6) A ‘rhizosphere’ or ‘underground’ dimension of plants grown for their roots and tubers.
7) A vertical ‘layer’ of vines and climbers.
Stepping into the Forest Garden is like entering another world. All around is lushness and abundance, a sharp contrast to the dust bowl aridity of the surrounding prairie farmed fields and farmlands. At first the sheer profusion of growth is bewildering, like entering a wild wood. We’re not used to productive landscapes appearing so disorderly. But it doesn’t take long for the true harmony of nature’s systems to reveal themselves, and the realisation sinks in that in fact it is the Agribiz monocultures, with their heavy machinery, genetic manipulation, erosion, high water inputs, pesticides and fertilisers which are in a total state of maintained chaos. Whereas hectares of land may produce bushel after bushel of but one crop, genetically degraded and totally vulnerable to ever more virulent strains of pest and disease without the dubious protection of massive chemical inputs, just an eighth of an acre of a garden such as Robert’s can output a tremendous variety of yields. Whilst too early in the year for the apples, plums and pears beginning to swell in the trees, we were surrounded by gluts of black, red and whitecurrants, gooseberries, raspberries and loganberries; as well as a profusion of saladings such as sorrel, lovage, tree-onions, wild garlic, borage, lemon balm and many other herbs.
Foraging a meal for the nine of us was an extremely enjoyable task, not like work at all. Robert, a gentle and erudite man, yet possessed of a great clarity of purpose, joined us for our campfire feast. As we sat and chatted into the evening he explained his motivations and hopes for the future. Of his plans to expand the original Forest Garden, and his dream of a network of such gardens covering not only Britain but the world, bringing an abundance of natural food, and healing to both peoplekind and the planet. He spoke of his philosophical inspiration by figures as diverse as John Seymour, Ghandi, Kropotkin and Kagawa; of the antecedents of the Forest Garden such as the ‘home gardens’ of Kerala, where most of the land is covered with productive trees; and later sang us songs that he used to share with his late brother Lacon, including those of murdered Chilean land and human rights campaigner Victor Jara.

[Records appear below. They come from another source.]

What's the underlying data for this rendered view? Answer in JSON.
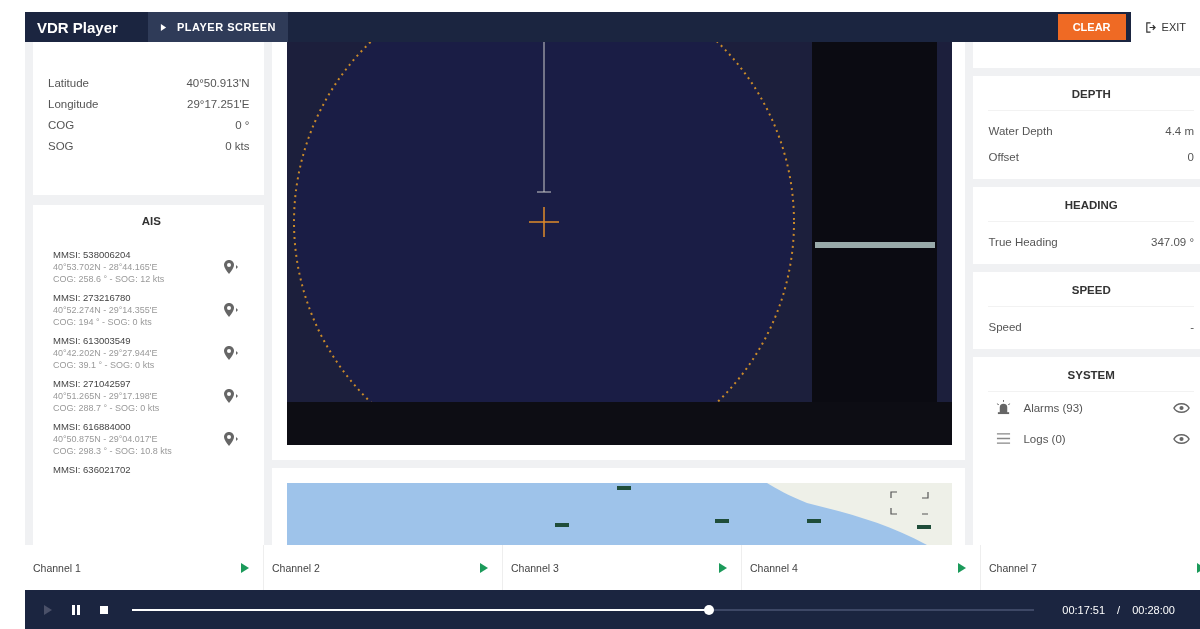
{
  "header": {
    "title": "VDR Player",
    "tabs": [
      {
        "label": "PLAYER SCREEN",
        "selected": true
      }
    ],
    "clear_button": "CLEAR",
    "exit_button": "EXIT"
  },
  "position": [
    {
      "label": "Latitude",
      "value": "40°50.913'N"
    },
    {
      "label": "Longitude",
      "value": "29°17.251'E"
    },
    {
      "label": "COG",
      "value": "0 °"
    },
    {
      "label": "SOG",
      "value": "0 kts"
    }
  ],
  "ais": {
    "title": "AIS",
    "vessels": [
      {
        "mmsi": "MMSI: 538006204",
        "position": "40°53.702N - 28°44.165'E",
        "motion": "COG: 258.6 ° - SOG: 12 kts"
      },
      {
        "mmsi": "MMSI: 273216780",
        "position": "40°52.274N - 29°14.355'E",
        "motion": "COG: 194 ° - SOG: 0 kts"
      },
      {
        "mmsi": "MMSI: 613003549",
        "position": "40°42.202N - 29°27.944'E",
        "motion": "COG: 39.1 ° - SOG: 0 kts"
      },
      {
        "mmsi": "MMSI: 271042597",
        "position": "40°51.265N - 29°17.198'E",
        "motion": "COG: 288.7 ° - SOG: 0 kts"
      },
      {
        "mmsi": "MMSI: 616884000",
        "position": "40°50.875N - 29°04.017'E",
        "motion": "COG: 298.3 ° - SOG: 10.8 kts"
      },
      {
        "mmsi": "MMSI: 636021702"
      }
    ]
  },
  "panels": [
    {
      "title": "DEPTH",
      "rows": [
        {
          "label": "Water Depth",
          "value": "4.4 m"
        },
        {
          "label": "Offset",
          "value": "0"
        }
      ]
    },
    {
      "title": "HEADING",
      "rows": [
        {
          "label": "True Heading",
          "value": "347.09 °"
        }
      ]
    },
    {
      "title": "SPEED",
      "rows": [
        {
          "label": "Speed",
          "value": "-"
        }
      ]
    }
  ],
  "system": {
    "title": "SYSTEM",
    "items": [
      {
        "kind": "alarms",
        "label": "Alarms (93)"
      },
      {
        "kind": "logs",
        "label": "Logs (0)"
      }
    ]
  },
  "channels": [
    "Channel 1",
    "Channel 2",
    "Channel 3",
    "Channel 4",
    "Channel 7"
  ],
  "player": {
    "level": 0.64,
    "elapsed": "00:17:51",
    "separator": "/",
    "total": "00:28:00"
  }
}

This was a magical evening, an illustration that perhaps the primary forces within the Forest Garden are of spirituality and peace. Whilst being highly productive of nuts, fruits, fresh perennial vegetables and medicinal herbs, the most important yield of this place is the reminder that there is much more to how we find sustenance as human beings than what we consume, than looking at our sources of nourishment purely in terms of net tonnes per hectare. The forest garden is an idea whose time has come.

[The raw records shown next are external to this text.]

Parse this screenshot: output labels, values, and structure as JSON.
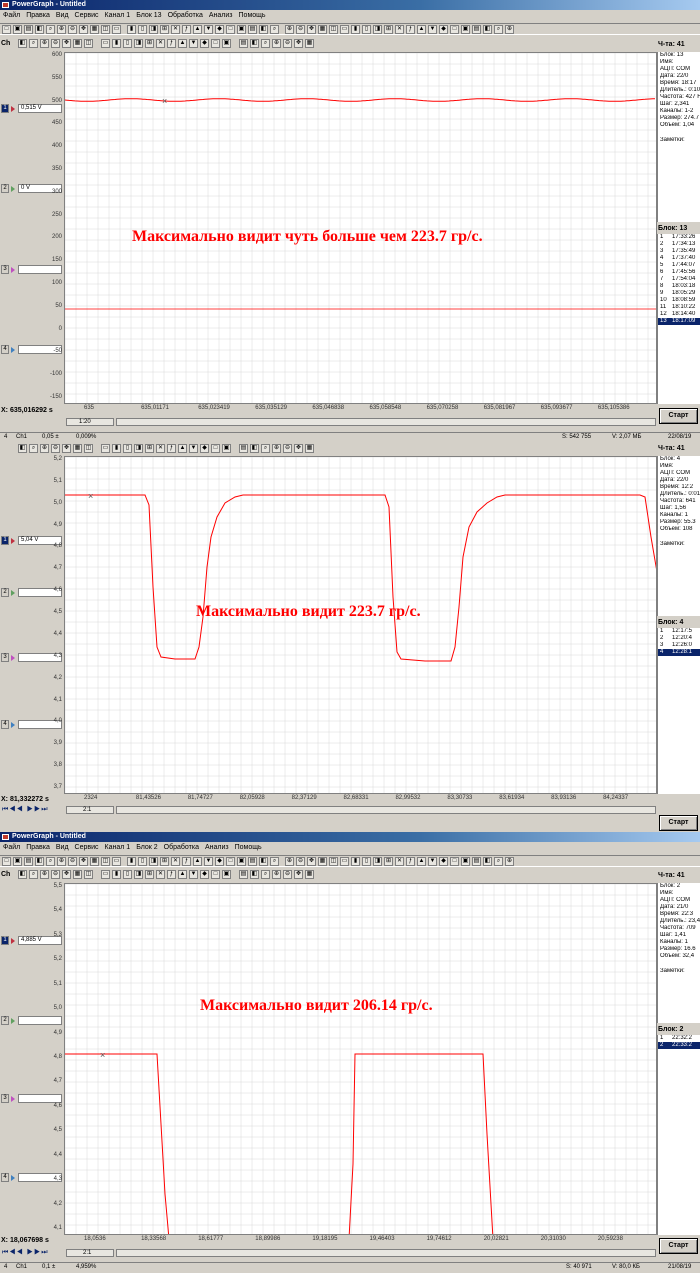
{
  "windows": [
    {
      "title": "PowerGraph - Untitled",
      "menu": [
        "Файл",
        "Правка",
        "Вид",
        "Сервис",
        "Канал 1",
        "Блок 13",
        "Обработка",
        "Анализ",
        "Помощь"
      ],
      "channel_label": "Ch",
      "counter_label": "Ч-та: 41",
      "channels": [
        {
          "num": "1",
          "value": "0,515 V",
          "active": true
        },
        {
          "num": "2",
          "value": "0 V",
          "active": false
        },
        {
          "num": "3",
          "value": "",
          "active": false
        },
        {
          "num": "4",
          "value": "",
          "active": false
        }
      ],
      "y_ticks": [
        "600",
        "550",
        "500",
        "450",
        "400",
        "350",
        "300",
        "250",
        "200",
        "150",
        "100",
        "50",
        "0",
        "-50",
        "-100",
        "-150"
      ],
      "x_ticks": [
        "635",
        "635,01171",
        "635,023419",
        "635,035129",
        "635,046838",
        "635,058548",
        "635,070258",
        "635,081967",
        "635,093677",
        "635,105386"
      ],
      "cursor_readout": "X: 635,016292 s",
      "scroll_label": "1:20",
      "annotation": "Максимально видит чуть больше чем 223.7 гр/с.",
      "info_lines": [
        "Блок: 13",
        "Имя:",
        "АЦП:",
        "Дата:",
        "Время:",
        "Длитель.:",
        "Частота:",
        "Шаг:",
        "Каналы: 1-2",
        "Размер:",
        "Объем:"
      ],
      "info_values": [
        "",
        "",
        "COM",
        "22/0",
        "18:17",
        "0:10:",
        "427 H",
        "2,341",
        "",
        "274.7",
        "1,04"
      ],
      "notes_label": "Заметки:",
      "block_header": "Блок: 13",
      "blocks": [
        {
          "n": "1",
          "t": "17:33:26"
        },
        {
          "n": "2",
          "t": "17:34:13"
        },
        {
          "n": "3",
          "t": "17:35:49"
        },
        {
          "n": "4",
          "t": "17:37:40"
        },
        {
          "n": "5",
          "t": "17:44:07"
        },
        {
          "n": "6",
          "t": "17:45:56"
        },
        {
          "n": "7",
          "t": "17:54:04"
        },
        {
          "n": "8",
          "t": "18:03:18"
        },
        {
          "n": "9",
          "t": "18:05:29"
        },
        {
          "n": "10",
          "t": "18:08:59"
        },
        {
          "n": "11",
          "t": "18:10:22"
        },
        {
          "n": "12",
          "t": "18:14:40"
        },
        {
          "n": "13",
          "t": "18:17:09"
        }
      ],
      "start_label": "Старт",
      "status": {
        "ch_num": "4",
        "ch": "Ch1",
        "scale": "0,05 ±",
        "pct": "0,009%",
        "samples": "S: 542 755",
        "volume": "V: 2,07 МБ",
        "date": "22/08/19"
      }
    },
    {
      "counter_label": "Ч-та: 41",
      "channels": [
        {
          "num": "1",
          "value": "5,04 V",
          "active": true
        },
        {
          "num": "2",
          "value": "",
          "active": false
        },
        {
          "num": "3",
          "value": "",
          "active": false
        },
        {
          "num": "4",
          "value": "",
          "active": false
        }
      ],
      "y_ticks": [
        "5,2",
        "5,1",
        "5,0",
        "4,9",
        "4,8",
        "4,7",
        "4,6",
        "4,5",
        "4,4",
        "4,3",
        "4,2",
        "4,1",
        "4,0",
        "3,9",
        "3,8",
        "3,7"
      ],
      "x_ticks": [
        "2324",
        "81,43526",
        "81,74727",
        "82,05928",
        "82,37129",
        "82,68331",
        "82,99532",
        "83,30733",
        "83,61934",
        "83,93136",
        "84,24337"
      ],
      "cursor_readout": "X: 81,332272 s",
      "scroll_label": "2:1",
      "annotation": "Максимально видит 223.7 гр/с.",
      "info_lines": [
        "Блок: 4",
        "Имя:",
        "АЦП:",
        "Дата:",
        "Время:",
        "Длитель.:",
        "Частота:",
        "Шаг:",
        "Каналы: 1",
        "Размер:",
        "Объем:"
      ],
      "info_values": [
        "",
        "",
        "COM",
        "22/0",
        "12:2",
        "0:01",
        "641",
        "1,56",
        "",
        "55.3",
        "108"
      ],
      "notes_label": "Заметки:",
      "block_header": "Блок: 4",
      "blocks": [
        {
          "n": "1",
          "t": "12:17:5"
        },
        {
          "n": "2",
          "t": "12:20:4"
        },
        {
          "n": "3",
          "t": "12:26:0"
        },
        {
          "n": "4",
          "t": "12:28:1"
        }
      ],
      "start_label": "Старт"
    },
    {
      "title": "PowerGraph - Untitled",
      "menu": [
        "Файл",
        "Правка",
        "Вид",
        "Сервис",
        "Канал 1",
        "Блок 2",
        "Обработка",
        "Анализ",
        "Помощь"
      ],
      "channel_label": "Ch",
      "counter_label": "Ч-та: 41",
      "channels": [
        {
          "num": "1",
          "value": "4,885 V",
          "active": true
        },
        {
          "num": "2",
          "value": "",
          "active": false
        },
        {
          "num": "3",
          "value": "",
          "active": false
        },
        {
          "num": "4",
          "value": "",
          "active": false
        }
      ],
      "y_ticks": [
        "5,5",
        "5,4",
        "5,3",
        "5,2",
        "5,1",
        "5,0",
        "4,9",
        "4,8",
        "4,7",
        "4,6",
        "4,5",
        "4,4",
        "4,3",
        "4,2",
        "4,1"
      ],
      "x_ticks": [
        "18,0536",
        "18,33568",
        "18,61777",
        "18,89986",
        "19,18195",
        "19,46403",
        "19,74612",
        "20,02821",
        "20,31030",
        "20,59238"
      ],
      "cursor_readout": "X: 18,067698 s",
      "scroll_label": "2:1",
      "annotation": "Максимально видит 206.14 гр/с.",
      "info_lines": [
        "Блок: 2",
        "Имя:",
        "АЦП:",
        "Дата:",
        "Время:",
        "Длитель.:",
        "Частота:",
        "Шаг:",
        "Каналы: 1",
        "Размер:",
        "Объем:"
      ],
      "info_values": [
        "",
        "",
        "COM",
        "21/0",
        "22:3",
        "23,4",
        "709",
        "1,41",
        "",
        "16.6",
        "32,4"
      ],
      "notes_label": "Заметки:",
      "block_header": "Блок: 2",
      "blocks": [
        {
          "n": "1",
          "t": "22:32:2"
        },
        {
          "n": "2",
          "t": "22:33:2"
        }
      ],
      "start_label": "Старт",
      "status": {
        "ch_num": "4",
        "ch": "Ch1",
        "scale": "0,1 ±",
        "pct": "4,959%",
        "samples": "S: 40 971",
        "volume": "V: 80,0 КБ",
        "date": "21/08/19"
      }
    }
  ],
  "colors": {
    "trace": "#ff0000",
    "annotation": "#ff0000",
    "title": "#0a246a",
    "grid": "#d8d8d8"
  }
}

”Obviously, few of us are in a position to restore the forests.. But tens of millions of us have gardens, or access to open spaces such as industrial wastelands, where trees can be planted. and if full advantage can be taken of the potentialities that are available even in heavily built up areas, new ‘city forests’ can arise…” (Robert A.de J.Hart, 1 April 1913 – 7 March 2000)